Dataset excerpts
↓↓↓
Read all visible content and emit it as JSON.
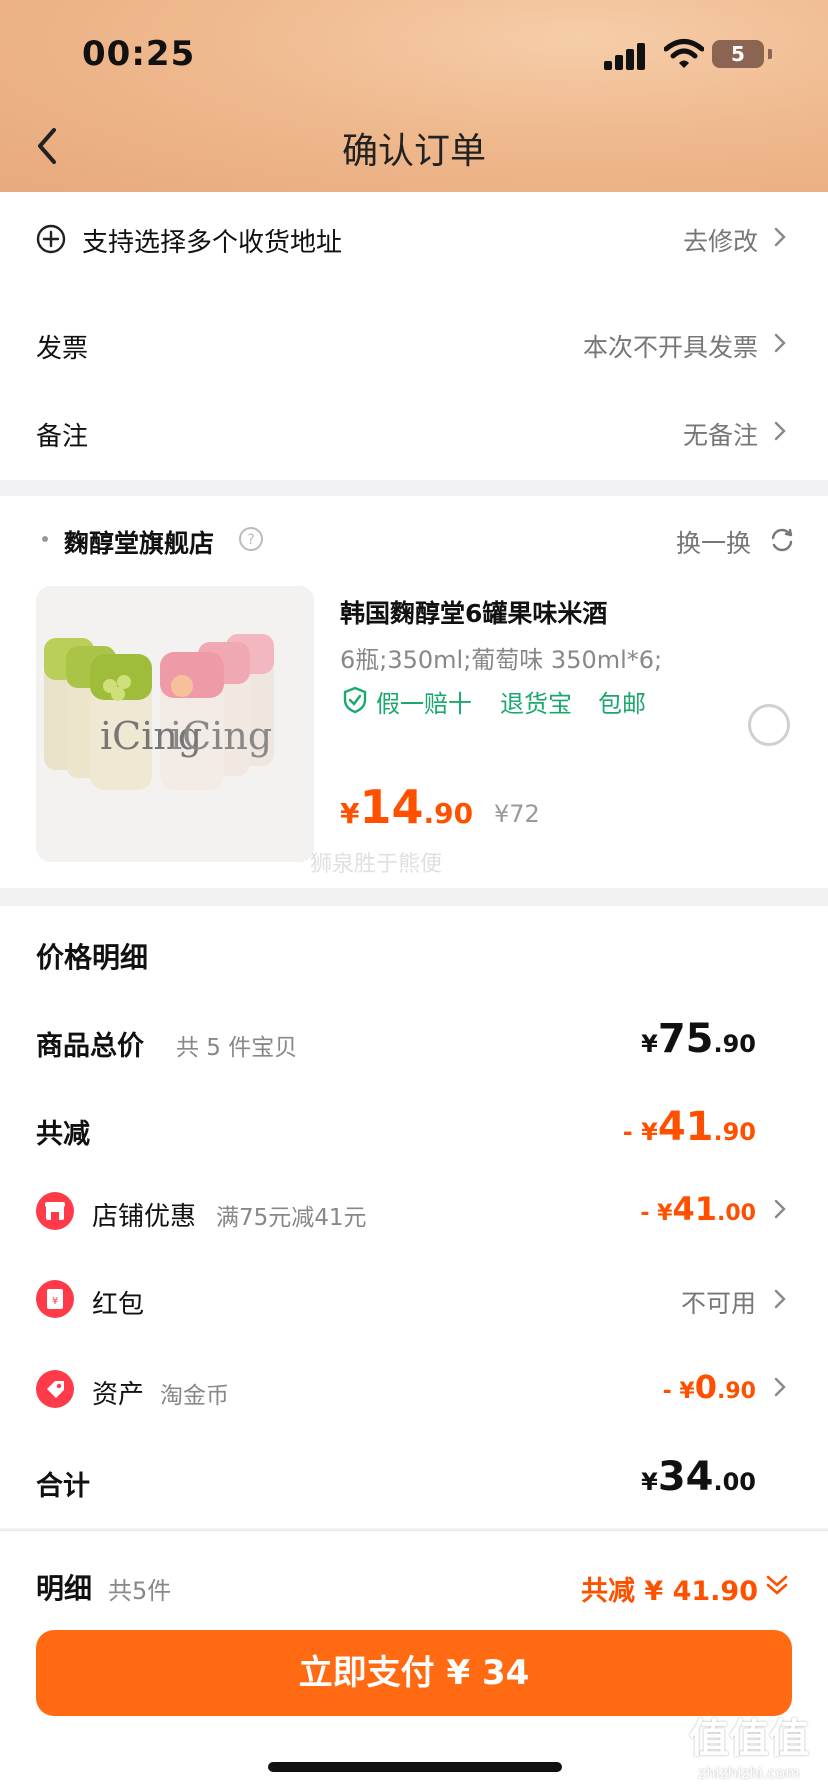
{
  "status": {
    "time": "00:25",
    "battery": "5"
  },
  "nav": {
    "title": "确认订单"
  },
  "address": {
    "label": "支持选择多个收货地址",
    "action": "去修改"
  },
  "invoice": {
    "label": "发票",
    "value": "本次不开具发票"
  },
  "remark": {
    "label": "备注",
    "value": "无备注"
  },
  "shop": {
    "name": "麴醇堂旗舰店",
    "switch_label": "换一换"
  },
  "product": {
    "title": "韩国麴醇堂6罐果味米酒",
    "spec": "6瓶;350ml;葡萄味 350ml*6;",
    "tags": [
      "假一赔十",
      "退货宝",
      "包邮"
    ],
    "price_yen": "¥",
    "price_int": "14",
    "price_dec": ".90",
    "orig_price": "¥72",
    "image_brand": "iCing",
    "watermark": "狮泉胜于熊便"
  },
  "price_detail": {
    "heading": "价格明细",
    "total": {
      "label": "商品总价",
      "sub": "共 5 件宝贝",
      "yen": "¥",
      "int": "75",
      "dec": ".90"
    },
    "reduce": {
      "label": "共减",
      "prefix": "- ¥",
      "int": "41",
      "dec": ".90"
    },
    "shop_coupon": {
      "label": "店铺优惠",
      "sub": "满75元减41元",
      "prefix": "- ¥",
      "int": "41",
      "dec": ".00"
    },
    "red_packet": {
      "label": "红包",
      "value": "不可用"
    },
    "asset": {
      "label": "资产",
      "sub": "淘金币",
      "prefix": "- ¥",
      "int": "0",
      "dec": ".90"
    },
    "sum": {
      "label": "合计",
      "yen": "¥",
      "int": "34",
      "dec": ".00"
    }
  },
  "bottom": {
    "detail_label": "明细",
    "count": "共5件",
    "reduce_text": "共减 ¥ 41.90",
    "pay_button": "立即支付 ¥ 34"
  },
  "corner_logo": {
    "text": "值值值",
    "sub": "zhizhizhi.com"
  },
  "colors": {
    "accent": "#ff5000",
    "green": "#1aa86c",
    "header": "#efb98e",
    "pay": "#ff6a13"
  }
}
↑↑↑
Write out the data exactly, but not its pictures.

Read all visible content and emit it as JSON.
{
  "status": {
    "time": "00:25",
    "battery": "5"
  },
  "nav": {
    "title": "确认订单"
  },
  "address": {
    "label": "支持选择多个收货地址",
    "action": "去修改"
  },
  "invoice": {
    "label": "发票",
    "value": "本次不开具发票"
  },
  "remark": {
    "label": "备注",
    "value": "无备注"
  },
  "shop": {
    "name": "麴醇堂旗舰店",
    "switch_label": "换一换"
  },
  "product": {
    "title": "韩国麴醇堂6罐果味米酒",
    "spec": "6瓶;350ml;葡萄味 350ml*6;",
    "tags": [
      "假一赔十",
      "退货宝",
      "包邮"
    ],
    "price_yen": "¥",
    "price_int": "14",
    "price_dec": ".90",
    "orig_price": "¥72",
    "image_brand": "iCing",
    "watermark": "狮泉胜于熊便"
  },
  "price_detail": {
    "heading": "价格明细",
    "total": {
      "label": "商品总价",
      "sub": "共 5 件宝贝",
      "yen": "¥",
      "int": "75",
      "dec": ".90"
    },
    "reduce": {
      "label": "共减",
      "prefix": "- ¥",
      "int": "41",
      "dec": ".90"
    },
    "shop_coupon": {
      "label": "店铺优惠",
      "sub": "满75元减41元",
      "prefix": "- ¥",
      "int": "41",
      "dec": ".00"
    },
    "red_packet": {
      "label": "红包",
      "value": "不可用"
    },
    "asset": {
      "label": "资产",
      "sub": "淘金币",
      "prefix": "- ¥",
      "int": "0",
      "dec": ".90"
    },
    "sum": {
      "label": "合计",
      "yen": "¥",
      "int": "34",
      "dec": ".00"
    }
  },
  "bottom": {
    "detail_label": "明细",
    "count": "共5件",
    "reduce_text": "共减 ¥ 41.90",
    "pay_button": "立即支付 ¥ 34"
  },
  "corner_logo": {
    "text": "值值值",
    "sub": "zhizhizhi.com"
  },
  "colors": {
    "accent": "#ff5000",
    "green": "#1aa86c",
    "header": "#efb98e",
    "pay": "#ff6a13"
  }
}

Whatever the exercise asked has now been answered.